(CNN) -- Tough economic times are taking a toll across the spectrum of business and individual activity -- and the country's institutions of higher learning are no exception.
Andy Warhol is one of the artists in Brandeis University's acclaimed Rose Art Museum.
Brandeis University, in Waltham, Massachusetts, will be taking an extraordinary step to preserve its educational mission -- the school's board of trustees voted Monday to close its acclaimed Rose Art Museum.
The university will sell every one of the approximately 6,000 items in the museum, opened in 1961.
"These are extraordinary times, we cannot control or fix the nation's economic problems," university president Jehuda Reinharz said.
"We can only do what we have been entrusted to do -- act responsibly with the best interests of our students and their futures foremost in mind."
University spokesman Dennis Nealon said that the move to sell off the museum's exhibits was "a very hard and painful decision" but a necessary one for the school's survival.
He said the decision, which calls for the museum to close in the summer, will not affect the university's "commitment to the arts and the teaching of the arts."
The facility will become a fine arts teaching center with an exhibition gallery and studio space, he said.
The museum's collection includes iconic paintings by such luminaries of American art as Andy Warhol, James Rosenquist, Robert Rauschenberg, Jasper Johns, Alex Katz and Roy Lichtenstein.
Nealon said most of the museum's acquisitions are paintings and sculptures.
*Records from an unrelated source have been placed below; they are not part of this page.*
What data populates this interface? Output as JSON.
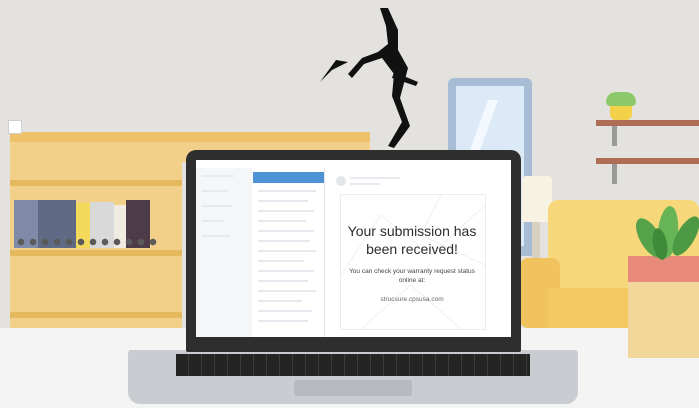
{
  "submission_panel": {
    "title": "Your submission has been received!",
    "body": "You can check your warranty request status online at:",
    "url": "strucsure.cpsusa.com"
  },
  "colors": {
    "wall": "#e4e2de",
    "desk": "#f3f3f3",
    "shelf": "#f1cf85",
    "accent_blue": "#4d93d6",
    "laptop_frame": "#2e2e2e"
  },
  "icons": [
    "wall-crack-icon",
    "window-controls-icon",
    "plant-pot-icon"
  ]
}
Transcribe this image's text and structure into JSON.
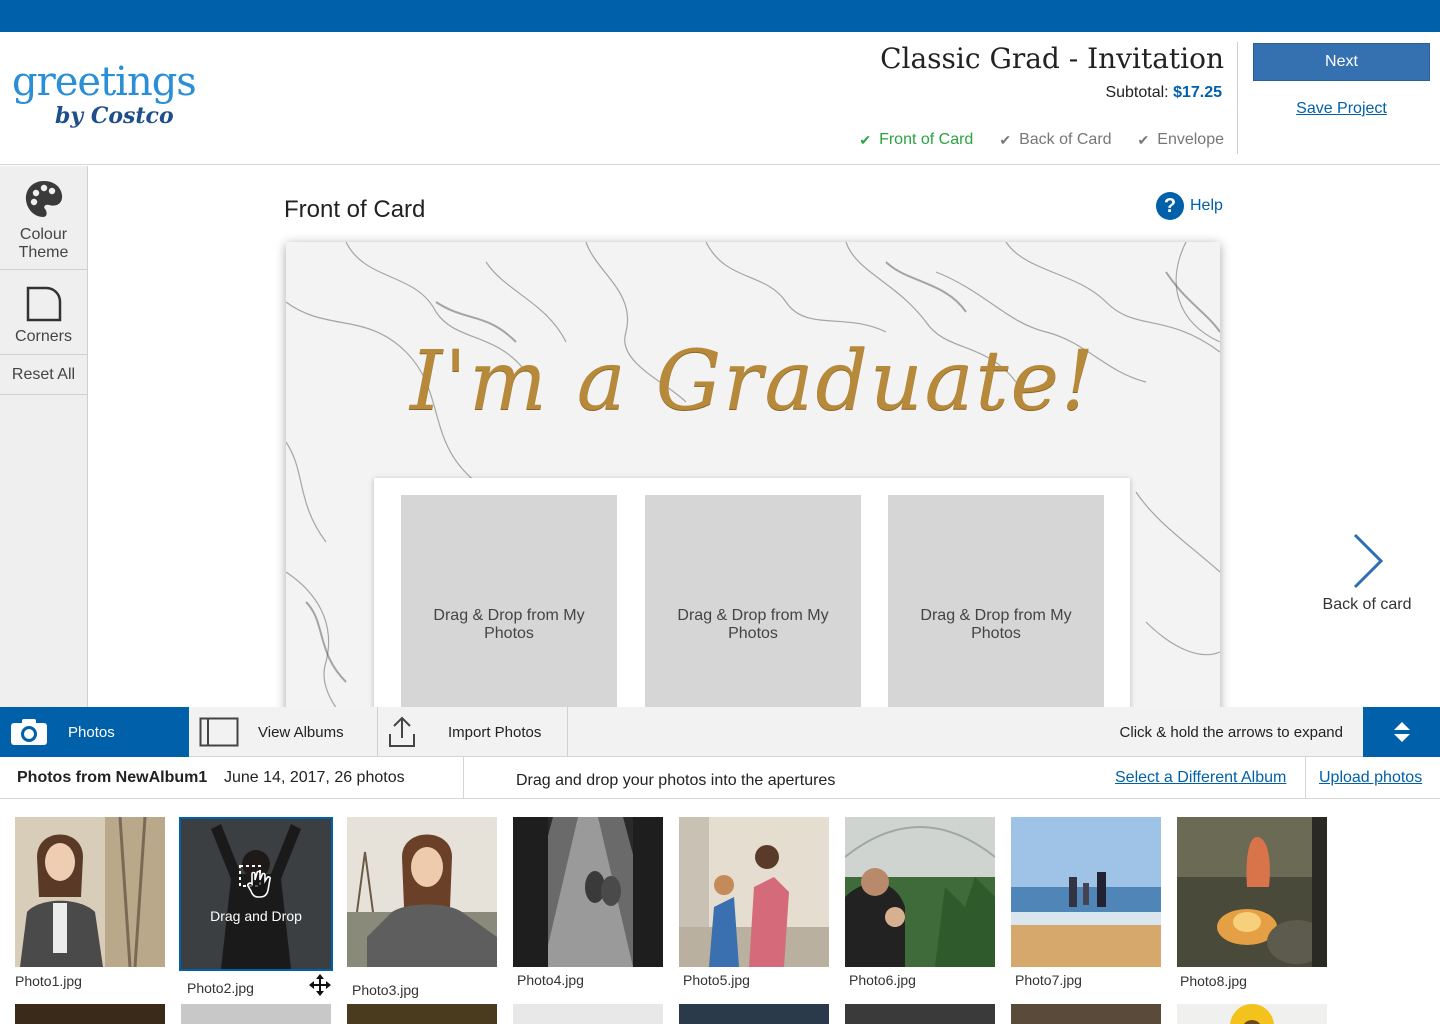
{
  "header": {
    "logo_line1": "greetings",
    "logo_line2": "by Costco",
    "title": "Classic Grad - Invitation",
    "subtotal_label": "Subtotal:",
    "subtotal_value": "$17.25",
    "steps": [
      {
        "label": "Front of Card",
        "active": true
      },
      {
        "label": "Back of Card",
        "active": false
      },
      {
        "label": "Envelope",
        "active": false
      }
    ],
    "next_label": "Next",
    "save_label": "Save Project"
  },
  "tools": {
    "colour_theme": "Colour\nTheme",
    "corners": "Corners",
    "reset_all": "Reset All"
  },
  "workspace": {
    "title": "Front of Card",
    "help_label": "Help",
    "card_headline": "I'm a Graduate!",
    "aperture_text": "Drag & Drop from My Photos",
    "back_nav_label": "Back of card"
  },
  "photo_tabs": {
    "photos": "Photos",
    "view_albums": "View Albums",
    "import_photos": "Import Photos",
    "expand_hint": "Click & hold the arrows to expand"
  },
  "album": {
    "name": "Photos from NewAlbum1",
    "meta": "June 14, 2017, 26 photos",
    "hint": "Drag and drop your photos into the apertures",
    "select_link": "Select a Different Album",
    "upload_link": "Upload photos"
  },
  "thumbnails": [
    {
      "caption": "Photo1.jpg"
    },
    {
      "caption": "Photo2.jpg",
      "overlay": "Drag and Drop"
    },
    {
      "caption": "Photo3.jpg"
    },
    {
      "caption": "Photo4.jpg"
    },
    {
      "caption": "Photo5.jpg"
    },
    {
      "caption": "Photo6.jpg"
    },
    {
      "caption": "Photo7.jpg"
    },
    {
      "caption": "Photo8.jpg"
    }
  ],
  "colors": {
    "brand_blue": "#0060a9",
    "active_step": "#2aa340",
    "gold": "#b68a3a"
  }
}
The school has not undertaken a recent appraisal of the works, Nealon said, adding that the process may take as much as two years to complete.
Brandeis, founded in 1948, is the only non-sectarian, Jewish-sponsored university in the country.